The Balancing Act: Navigating Time Limits on Tech Use

March 19, 2018

“How long should I let my child spend online a day?” is one of the top questions I get when talking to parents. Honestly, there is no right or wrong approach. While I had very few limits on how much television I watched, or how long I spent on AIM (showing my age here) I have other friends who weren’t allowed any television during the week at all when they were younger. We all turned out ok in the end! But there are a few ideas here on how best to instill a balanced use of technology within your family.

I recently gave a talk to a large group of parents, highlighting FOSI’s 7 Steps to Good Digital Parenting. I had a great chat with one of the moms after the presentation who asked how many hours she should let her children spend online each week. She spoke about how hard it was to set rules because her kids were so different with their use of technology.

When I was speaking this mother recently, we talked a lot about balance, role modeling, and strategies. She mentioned that she ties technology use to grades and is more lenient about time limits if her kids are getting high academic marks. She was so worried about whether her approach to screen time was making her a “bad parent.” I explained that there is a broad spectrum of approaches from parents when it comes to managing screen use and there is no right answer or exact number of hours that will work perfectly for all children. What works for one family in the neighborhood or school, might not work for their neighbors. In 2015 FOSI’s research on “Parents, Privacy & Technology Use” found that 65% of parents said they have rules for the amount of time their child can use technology, while 54% of parents with children age 14 to 17 do not limit their child’s amount of time online.

We hear from many parents about positive screen use including kids engaging in creative activities, using technology to enhance education, and even staying close to family when young kids pick up a tablet and Skype or message with grandparents and relatives around the world.

There are already a lot of tools and resources out there that can help parents limit their child’s use of technology if that’s something a parent is interested in doing or if they are worried about screen time and want to set some household limits.

Here are a few tips to help you get the balance right:
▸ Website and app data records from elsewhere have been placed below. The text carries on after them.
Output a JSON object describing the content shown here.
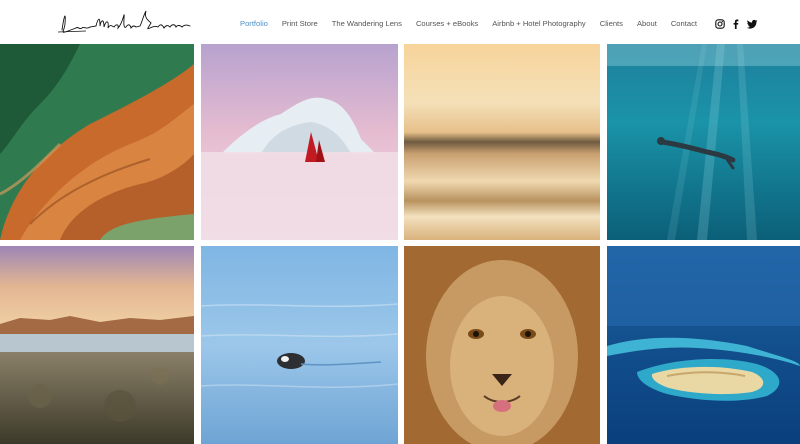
{
  "header": {
    "logo_text": "Lisa Michele Burns"
  },
  "nav": {
    "items": [
      {
        "label": "Portfolio",
        "active": true
      },
      {
        "label": "Print Store",
        "active": false
      },
      {
        "label": "The Wandering Lens",
        "active": false
      },
      {
        "label": "Courses + eBooks",
        "active": false
      },
      {
        "label": "Airbnb + Hotel Photography",
        "active": false
      },
      {
        "label": "Clients",
        "active": false
      },
      {
        "label": "About",
        "active": false
      },
      {
        "label": "Contact",
        "active": false
      }
    ],
    "active_color": "#4a90c8",
    "text_color": "#555555"
  },
  "social": [
    {
      "icon": "instagram-icon"
    },
    {
      "icon": "facebook-icon"
    },
    {
      "icon": "twitter-icon"
    }
  ],
  "gallery": {
    "tiles": [
      {
        "icon": "aerial-river-delta-image"
      },
      {
        "icon": "iceberg-red-sail-image"
      },
      {
        "icon": "ocean-motion-blur-image"
      },
      {
        "icon": "underwater-swimmer-image"
      },
      {
        "icon": "split-level-lake-image"
      },
      {
        "icon": "seal-in-water-image"
      },
      {
        "icon": "lion-portrait-image"
      },
      {
        "icon": "coral-reef-aerial-image"
      }
    ]
  }
}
  • Our 7 Steps to Good Digital Parenting starts off with “Talk with your Kids.” Have a conversation about the times that technology use is allowed in your house and when it is not. Discuss the difference between using screens for homework and using them purely for fun.
  • Some parents allow non-academic tech time after chores and homework are finished each evening.
  • Other parents set restrictions on total hours per week or times of the day. In fact, our research found that 74% of parents who have rules for their child’s technology use set rules around the time of day the child can use technology.
  • We’ve heard from parents who tie free-time technology use to school performance and don’t set limits if their kids are doing well in school and they don’t see other issues from their children engaged in a lot of technology.
  • Use parental controls if you want some help blocking certain sites or limiting the time on apps or devices. There are a lot of helpful tools that parents can use. My friends with younger children love having timers and being able to explain that the kids have a certain amount of time to use it and then it is time to stop using the app or device.
  • Try to set a good example. Your kids are looking to you for guidance so if your phone is always by your side or you find yourself skimming your favorite social media platforms for hours in the evening, take a break and talk to your kids about balancing downtime both online and offline.

As I’ve previously written, it’s important to also take a pause from technology to set a good example for your family. Be a good digital role model and show your kids how to balance technology use, establish some family rules, and utilize existing tech tools.

Written by

Jennifer Hanley

Jennifer Hanley is the Vice President of Legal and Policy for the Family Online Safety Institute (FOSI). Jennifer directs FOSI’s government outreach and policy strategy. Jennifer helps FOSI build relationships with government officials as well as external partnerships and advises leading technology companies on best practices, policy developments, and emerging issues around online safety. Jennifer implements FOSI’s global projects and initiatives and manages the Washington, D.C. staff team. She also leads FOSI’s research work. Jennifer develops policy positions on Internet safety issues including online privacy, mobile safety, cyberbullying, sexting, controversial content, student data privacy, encouraging positive online content for kids, and federal and state legislation and regulations. Jennifer also represents FOSI on panels and in the press.

Jennifer is a magna cum laude graduate of the Catholic University of America, Columbus School of Law, where she served as a Vice Chancellor on the CUA Moot Court Board and as the Vice President of the Communications Law Students Association. Jennifer held legal internships with FCC Commissioner Michael Copps, EchoStar, and Comcast. Jennifer graduated Phi Beta Kappa and magna cum laude from the George Washington University where she studied Political Science.